(Excerpts from an interface dataset)

⁂

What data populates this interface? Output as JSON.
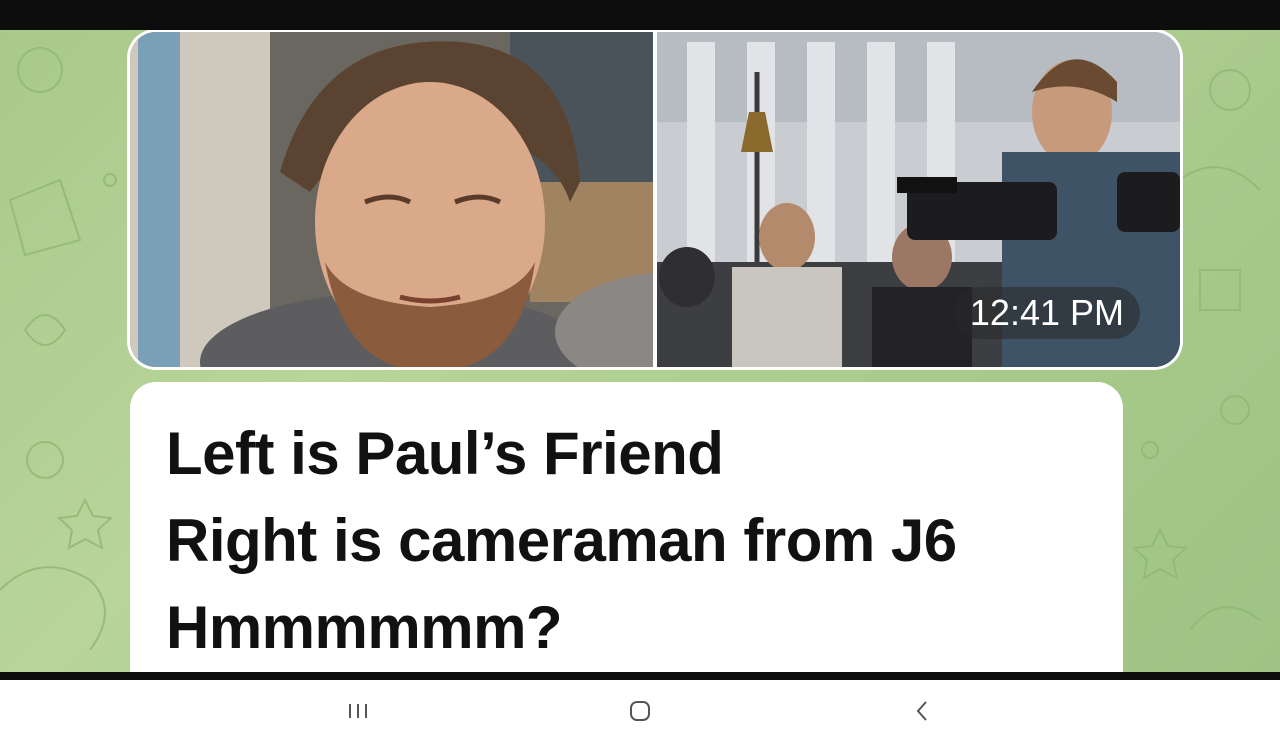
{
  "message": {
    "timestamp": "12:41 PM",
    "lines": [
      "Left is Paul’s Friend",
      "Right is cameraman from J6",
      "Hmmmmmm?"
    ],
    "photos": [
      {
        "subject": "man-portrait"
      },
      {
        "subject": "cameraman-crowd"
      }
    ]
  },
  "nav": {
    "recents_icon": "recents-icon",
    "home_icon": "home-icon",
    "back_icon": "back-icon"
  },
  "colors": {
    "wallpaper": "#b9d59a",
    "bubble": "#ffffff",
    "text": "#111111",
    "time_badge": "#555555"
  }
}
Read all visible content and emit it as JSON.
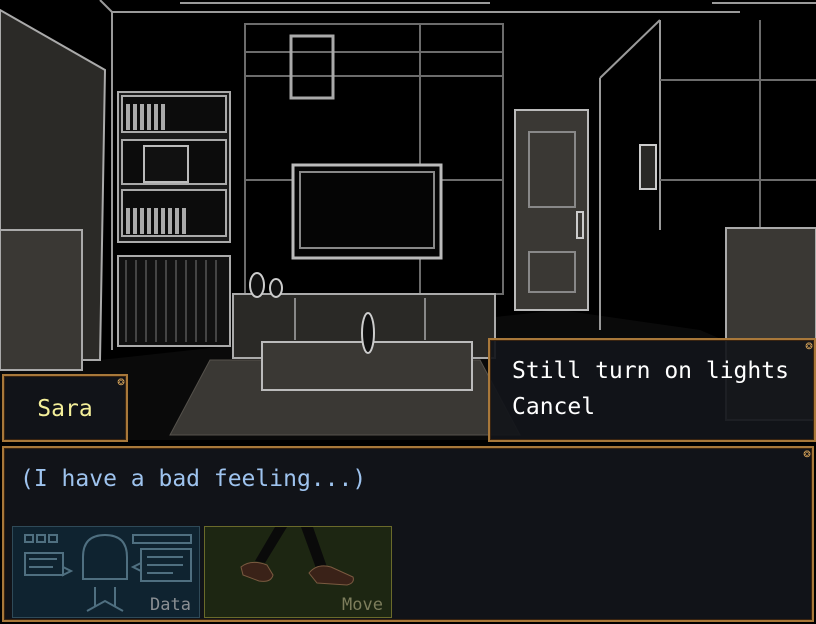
{
  "speaker": {
    "name": "Sara"
  },
  "choices": [
    {
      "label": "Still turn on lights"
    },
    {
      "label": "Cancel"
    }
  ],
  "message": {
    "text": "(I have a bad feeling...)"
  },
  "hud": {
    "data_label": "Data",
    "move_label": "Move"
  },
  "colors": {
    "window_border": "#a8783a",
    "name_text": "#f4ef9a",
    "message_text": "#9ec3ee",
    "choice_text": "#ffffff"
  }
}
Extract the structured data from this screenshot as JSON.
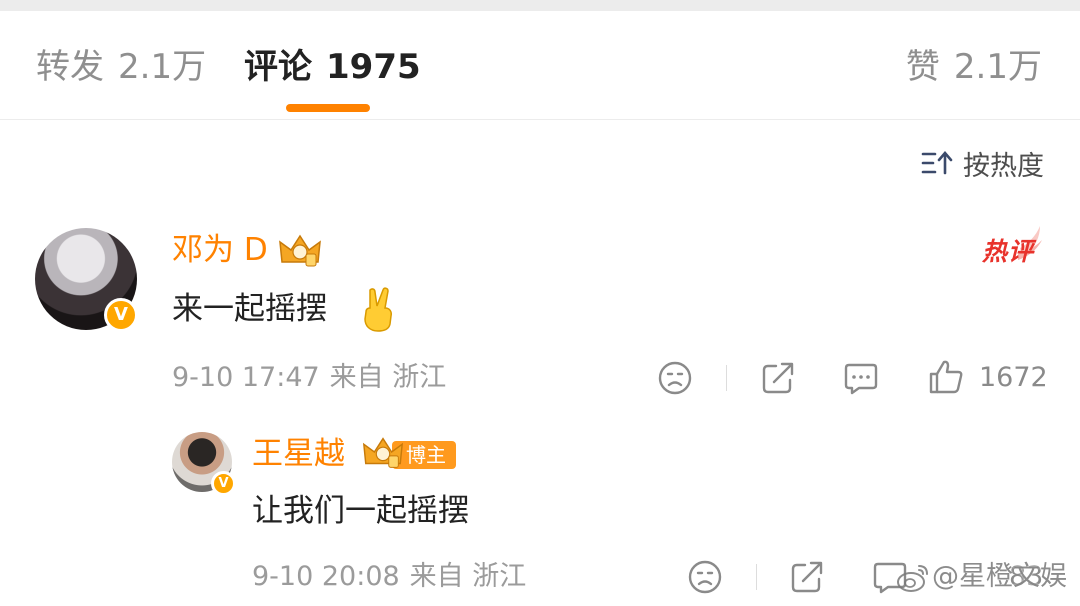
{
  "tabs": {
    "repost": {
      "label": "转发",
      "count": "2.1万"
    },
    "comments": {
      "label": "评论",
      "count": "1975"
    },
    "likes": {
      "label": "赞",
      "count": "2.1万"
    }
  },
  "sort": {
    "label": "按热度",
    "icon": "sort-hot-icon"
  },
  "comments": [
    {
      "username": "邓为 D",
      "text": "来一起摇摆",
      "emoji": "victory-hand-icon",
      "date": "9-10 17:47",
      "location": "来自 浙江",
      "badge": "热评",
      "likes": "1672"
    }
  ],
  "reply": {
    "username": "王星越",
    "tag": "博主",
    "text": "让我们一起摇摆",
    "date": "9-10 20:08",
    "location": "来自 浙江",
    "likes": "83"
  },
  "verified_badge": "V",
  "watermark": "@星橙文娱",
  "colors": {
    "accent": "#ff8200",
    "hot": "#e8322b",
    "muted": "#9b9b9b",
    "text": "#222222"
  }
}
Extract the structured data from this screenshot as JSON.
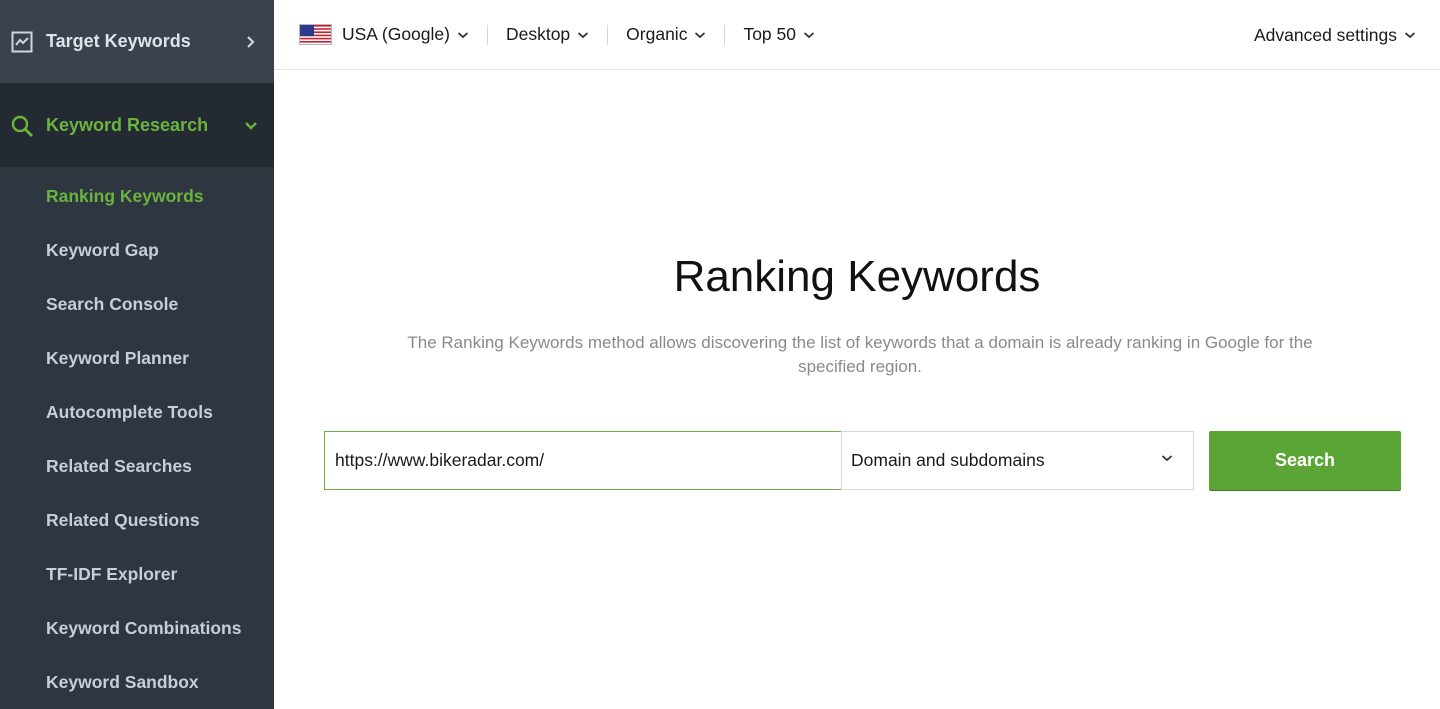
{
  "sidebar": {
    "sections": [
      {
        "label": "Target Keywords",
        "icon": "chart-line-icon",
        "expanded": false
      },
      {
        "label": "Keyword Research",
        "icon": "search-icon",
        "expanded": true
      }
    ],
    "items": [
      {
        "label": "Ranking Keywords",
        "active": true
      },
      {
        "label": "Keyword Gap"
      },
      {
        "label": "Search Console"
      },
      {
        "label": "Keyword Planner"
      },
      {
        "label": "Autocomplete Tools"
      },
      {
        "label": "Related Searches"
      },
      {
        "label": "Related Questions"
      },
      {
        "label": "TF-IDF Explorer"
      },
      {
        "label": "Keyword Combinations"
      },
      {
        "label": "Keyword Sandbox"
      }
    ]
  },
  "topbar": {
    "region": {
      "label": "USA (Google)",
      "icon": "us-flag-icon"
    },
    "device": "Desktop",
    "type": "Organic",
    "depth": "Top 50",
    "advanced": "Advanced settings"
  },
  "main": {
    "title": "Ranking Keywords",
    "description": "The Ranking Keywords method allows discovering the list of keywords that a domain is already ranking in Google for the specified region.",
    "url_value": "https://www.bikeradar.com/",
    "scope": "Domain and subdomains",
    "search_label": "Search"
  },
  "colors": {
    "accent": "#6ab43e",
    "button": "#5aa535",
    "sidebar_bg": "#2e3640",
    "sidebar_active_bg": "#232a32"
  }
}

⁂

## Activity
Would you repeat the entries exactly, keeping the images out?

## Answer to this exercise
What data populates this interface? Output as JSON.
{
  "message": {
    "timestamp": "12:41 PM",
    "lines": [
      "Left is Paul’s Friend",
      "Right is cameraman from J6",
      "Hmmmmmm?"
    ],
    "photos": [
      {
        "subject": "man-portrait"
      },
      {
        "subject": "cameraman-crowd"
      }
    ]
  },
  "nav": {
    "recents_icon": "recents-icon",
    "home_icon": "home-icon",
    "back_icon": "back-icon"
  },
  "colors": {
    "wallpaper": "#b9d59a",
    "bubble": "#ffffff",
    "text": "#111111",
    "time_badge": "#555555"
  }
}
Read all visible content and emit it as JSON.
{
  "speaker": {
    "name": "Sara"
  },
  "choices": [
    {
      "label": "Still turn on lights"
    },
    {
      "label": "Cancel"
    }
  ],
  "message": {
    "text": "(I have a bad feeling...)"
  },
  "hud": {
    "data_label": "Data",
    "move_label": "Move"
  },
  "colors": {
    "window_border": "#a8783a",
    "name_text": "#f4ef9a",
    "message_text": "#9ec3ee",
    "choice_text": "#ffffff"
  }
}
Extract the structured data from this screenshot as JSON.
{
  "tabs": {
    "repost": {
      "label": "转发",
      "count": "2.1万"
    },
    "comments": {
      "label": "评论",
      "count": "1975"
    },
    "likes": {
      "label": "赞",
      "count": "2.1万"
    }
  },
  "sort": {
    "label": "按热度",
    "icon": "sort-hot-icon"
  },
  "comments": [
    {
      "username": "邓为 D",
      "text": "来一起摇摆",
      "emoji": "victory-hand-icon",
      "date": "9-10 17:47",
      "location": "来自 浙江",
      "badge": "热评",
      "likes": "1672"
    }
  ],
  "reply": {
    "username": "王星越",
    "tag": "博主",
    "text": "让我们一起摇摆",
    "date": "9-10 20:08",
    "location": "来自 浙江",
    "likes": "83"
  },
  "verified_badge": "V",
  "watermark": "@星橙文娱",
  "colors": {
    "accent": "#ff8200",
    "hot": "#e8322b",
    "muted": "#9b9b9b",
    "text": "#222222"
  }
}
Extract the structured data from this screenshot as JSON.
{
  "sidebar": {
    "sections": [
      {
        "label": "Target Keywords",
        "icon": "chart-line-icon",
        "expanded": false
      },
      {
        "label": "Keyword Research",
        "icon": "search-icon",
        "expanded": true
      }
    ],
    "items": [
      {
        "label": "Ranking Keywords",
        "active": true
      },
      {
        "label": "Keyword Gap"
      },
      {
        "label": "Search Console"
      },
      {
        "label": "Keyword Planner"
      },
      {
        "label": "Autocomplete Tools"
      },
      {
        "label": "Related Searches"
      },
      {
        "label": "Related Questions"
      },
      {
        "label": "TF-IDF Explorer"
      },
      {
        "label": "Keyword Combinations"
      },
      {
        "label": "Keyword Sandbox"
      }
    ]
  },
  "topbar": {
    "region": {
      "label": "USA (Google)",
      "icon": "us-flag-icon"
    },
    "device": "Desktop",
    "type": "Organic",
    "depth": "Top 50",
    "advanced": "Advanced settings"
  },
  "main": {
    "title": "Ranking Keywords",
    "description": "The Ranking Keywords method allows discovering the list of keywords that a domain is already ranking in Google for the specified region.",
    "url_value": "https://www.bikeradar.com/",
    "scope": "Domain and subdomains",
    "search_label": "Search"
  },
  "colors": {
    "accent": "#6ab43e",
    "button": "#5aa535",
    "sidebar_bg": "#2e3640",
    "sidebar_active_bg": "#232a32"
  }
}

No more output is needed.